Sometimes clogged pores become so inflamed and infected that they burst through their walls. This causes the infection to spread, which leads to a bigger pimple. These pimples are called pustules and papules.
Papules are hard to the touch. They make the skin feel very rough and ragged. Pustules are filled with a yellow-tinted pus. Pustules look more like blisters on the skin than typical whiteheads.
Nodules and cysts
Blocked pores can lead to an even bigger infection called a nodule. Nodules sit deep in your skin. They are often very painful and sore. Cysts are large like nodules, but they are softer because they are filled with pus.
First things first: Don’t pop the pimple. This will allow more bacteria, dirt, and oil into the pore, which may end up making the pimple worse.
Instead, use good skin care techniques. Wash your skin twice a day with a mild soap. Don’t use a brush or washcloth — use your fingers instead. Over-the-counter skin cleansers that contain benzoyl peroxide or salicylic acid can be applied to affected areas to help the pimples clear.
If your pimples have developed into papules or pustules, you may want to see a dermatologist. This type of acne is difficult to treat on your own. You will get a more effective treatment more quickly if you see a professional.
What if my acne is nodular or cystic?
These types of acne are more difficult to treat. It’s best for you to make an appointment to see a dermatologist. A dermatologist is a type of doctor that specializes in treating skin conditions like acne.

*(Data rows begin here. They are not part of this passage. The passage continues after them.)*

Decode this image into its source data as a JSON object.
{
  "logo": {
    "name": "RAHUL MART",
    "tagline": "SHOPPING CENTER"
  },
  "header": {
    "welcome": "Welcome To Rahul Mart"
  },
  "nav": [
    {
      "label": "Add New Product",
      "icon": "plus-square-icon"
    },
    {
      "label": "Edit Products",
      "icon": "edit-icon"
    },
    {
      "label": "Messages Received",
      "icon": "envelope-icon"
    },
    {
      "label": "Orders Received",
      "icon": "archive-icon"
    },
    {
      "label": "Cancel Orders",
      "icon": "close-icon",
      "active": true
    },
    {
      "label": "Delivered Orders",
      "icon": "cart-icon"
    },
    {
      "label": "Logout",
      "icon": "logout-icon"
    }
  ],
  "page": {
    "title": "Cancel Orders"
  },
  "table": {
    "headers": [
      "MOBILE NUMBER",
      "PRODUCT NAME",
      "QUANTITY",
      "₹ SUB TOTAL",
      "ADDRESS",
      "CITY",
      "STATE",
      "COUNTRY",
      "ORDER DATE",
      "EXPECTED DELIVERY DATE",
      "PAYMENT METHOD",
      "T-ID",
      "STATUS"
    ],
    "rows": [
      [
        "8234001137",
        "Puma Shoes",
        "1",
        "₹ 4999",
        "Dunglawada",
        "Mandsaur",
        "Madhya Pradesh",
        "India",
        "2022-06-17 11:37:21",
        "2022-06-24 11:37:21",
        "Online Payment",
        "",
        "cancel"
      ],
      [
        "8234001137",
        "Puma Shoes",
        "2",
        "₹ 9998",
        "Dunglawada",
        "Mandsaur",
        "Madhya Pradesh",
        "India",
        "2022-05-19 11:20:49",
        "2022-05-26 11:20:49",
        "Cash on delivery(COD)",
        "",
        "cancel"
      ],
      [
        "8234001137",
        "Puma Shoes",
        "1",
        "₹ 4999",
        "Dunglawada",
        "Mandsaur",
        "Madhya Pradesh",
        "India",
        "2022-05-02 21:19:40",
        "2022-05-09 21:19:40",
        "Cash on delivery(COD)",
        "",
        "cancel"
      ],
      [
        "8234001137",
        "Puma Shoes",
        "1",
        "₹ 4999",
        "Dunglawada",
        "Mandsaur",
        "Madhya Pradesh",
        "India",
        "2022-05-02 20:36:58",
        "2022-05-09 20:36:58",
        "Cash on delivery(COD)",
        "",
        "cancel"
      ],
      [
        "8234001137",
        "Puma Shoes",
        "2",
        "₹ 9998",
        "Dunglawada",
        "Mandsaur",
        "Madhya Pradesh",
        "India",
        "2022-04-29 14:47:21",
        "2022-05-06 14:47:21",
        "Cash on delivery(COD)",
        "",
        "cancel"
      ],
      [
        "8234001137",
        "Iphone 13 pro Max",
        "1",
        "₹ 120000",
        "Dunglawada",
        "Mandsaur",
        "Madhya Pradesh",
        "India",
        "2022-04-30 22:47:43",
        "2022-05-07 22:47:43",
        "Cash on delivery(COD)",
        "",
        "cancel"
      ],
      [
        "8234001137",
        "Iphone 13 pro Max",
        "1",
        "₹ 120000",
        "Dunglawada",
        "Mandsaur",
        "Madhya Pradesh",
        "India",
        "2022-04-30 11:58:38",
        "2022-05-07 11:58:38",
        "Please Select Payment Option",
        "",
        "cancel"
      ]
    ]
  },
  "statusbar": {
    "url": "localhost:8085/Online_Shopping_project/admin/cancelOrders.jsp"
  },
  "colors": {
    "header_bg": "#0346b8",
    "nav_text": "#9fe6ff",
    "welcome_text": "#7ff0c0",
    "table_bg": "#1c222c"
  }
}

What if I have a whitehead?
Don’t pop whiteheads. You might cause a bigger breakout if you do. Treat whiteheads the way you do other kinds of pimples. Wash your face twice a day with a mild soap, and look for over-the-counter products that contain benzoyl peroxide or salicylic acid.
These products help whiteheads clear up, and they can also prevent future breakouts. In particular, products with benzoyl peroxide help get rid of bacteria, which can lower your chances of whiteheads, blackheads, and pimples altogether.
What if I have a blackhead?
You shouldn’t pop or scrape blackheads, either. Your skin needs time to heal naturally. Washing your face daily is important to prevent blackheads. Treating blackheads, however, may require a bit more work.
Look for over-the-counter products that contain benzoyl peroxide, resorcinol, and salicylic acid. These three ingredients work to reduce oil production, kill bacteria, dry excess oil, and speed up skin cell turnover.
If these treatments aren’t successful, see a dermatologist about additional treatment options. Prescription medications as well as in-office treatments like microdermabrasion and chemical peels may be an option for some people.
Although it’s important to eat healthfully, occasional snacking isn’t going to cause your skin to break out. If you do break out, you shouldn’t pick, scrape, or pop the blemish. This can amplify any irritation and inflammation.
If you have a pimple that just won’t heal or are experiencing regular breakouts, you may want to speak with your doctor or dermatologist. They can help you determine the best treatment plan for you. If over-the-counter options have been unsuccessful, they may recommend an in-office treatment or prescription medication to help clear your acne.